Alignment and Injuries,  Ashtanga Adaptability,  Teaching Ashtanga,  Yoga Philosophy,  Yoga Sutras

Tales Of An Ex Ashtanga Whiner

The joy of whining
Before starting, a question: Will it help?
Like holding a grudge, or like panicking, whining rarely helps. If anything, any of the three make it far less likely that you’ll make progress solving the problem that has presented itself.
And, like knuckle cracking, it’s best enjoyed alone- Seth Godin 
 I used to be a huge Ashtanga whiner. Everyone had to know about my every ache and pain, all my perceived short comings and the list of reasons for why I couldn’t do the pose. Whining also includes nervous giggles, weird sounds, bizarre body movements,  and crazy breathing all aimed at demonstrating a certain level of duress.  

I am not saying I am totally rehabilitated. However when I do it, I immediately recognize it for what it is. My whining rehab began when  I started teaching other whiners.  I realized that the whining was all about the ego.  The whining lets everyone in the room know why their practice is not where they want it to be. This makes the whiner feel better about what they feel is a sub par practice. 
Holding in my whines become a huge spiritual practice of non reactivity.  By resisting my urges to whine on the mat, I learned how to resist the urge to act out negatively in other areas of my life. I do this same therapy with other yoga whiners. The therapy is…drum roll….focus on the breath and just do the damn pose. A traditional Led practice is awesome for whining rehabilitation. Because it moves so quickly, I don’t have time to whine or make up a story. This is where I learned that I indeed can get through a practice without whining and If I didn’t have time to bind in Marichyasana D, the world didn’t end. I also discovered that I didn’t have time to think about some of my perceived pains. Without the story, my body often let go of the pain which I would then proceed to pick back up in Mysore when I had time to bitch and moan. I learned that many of my aches where nervous system related. They were real at some point but now they were perpetuated myths.
The worst part of whining is that it reinforces whatever it is you are complaining about. A big part of yoga is nervous system cleansing and removing thoughts and habits that keep us from living our best life.  The samskaras, mental grooves in our minds that cause us to be reactive instead of proactive, get deeper when we whine.
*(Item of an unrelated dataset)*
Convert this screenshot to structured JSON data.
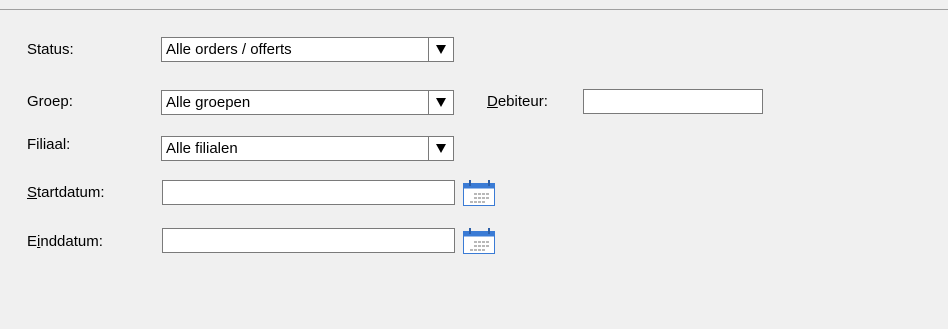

Whatever you are whining about gets stronger and settles in deeper.
I will tell you a secret. You may even be holding yourself back with your whining. If you whine every time your teacher comes over to do drop backs with you, why would they give you Intermediate Series when the backbends just get harder? In the worse case scenario, your teacher may stop helping you in that pose altogether and let you work it out on your own and then you are really stuck.
 In Ashtanga, you don’t get to avoid poses. Whether you whine or not, you have to do the pose anyway. The whining does not help. It just prolongs the inevitable.  It is just a few moments of wasted breath and energy.

Shanna Small has been practicing Ashtanga Yoga and studying the Yoga Sutras since 2001. She has studied in Mysore with Sharath Jois and is the Director of AYS Charlotte, a school for traditional Ashtanga in Charlotte NC. She has written for Yoga International and the Ashtanga Dispatch. Go here for more information on AYS Charlotte. For information on workshops, please e-mail


  • Kelly Hills

    AY-MEN! Well said, friend! Although, I’d also challenge the “your teacher may stop helping you in that pose altogether…” line. If the student needs some time to “hash the pose out on their own,” that’s one thing, but if, perhaps, the teacher’s ego is involved…whole ‘nother (ugly) point. Oh, the Ego. Such a delicate place to find balance… !) Peace! Hope to see ya soon!!!

    • Shanna Small

      Thank you for your reply. I look forward to seeing you again soon. As far as the teacher not helping, it is not ego. It is just the act of not enabling the person. If you give someone attention for their improper behavior, they will sometimes continue to do it.

  • Emma Hudelson

    Such good points! For me, the whining/grunting/huffing and puffing is just another symptom of clinging. It may be hard to remember why I need to let go of clinging while I’m grunting my way through Kapo, but really, I practice yoga to help me not be so damn clingy.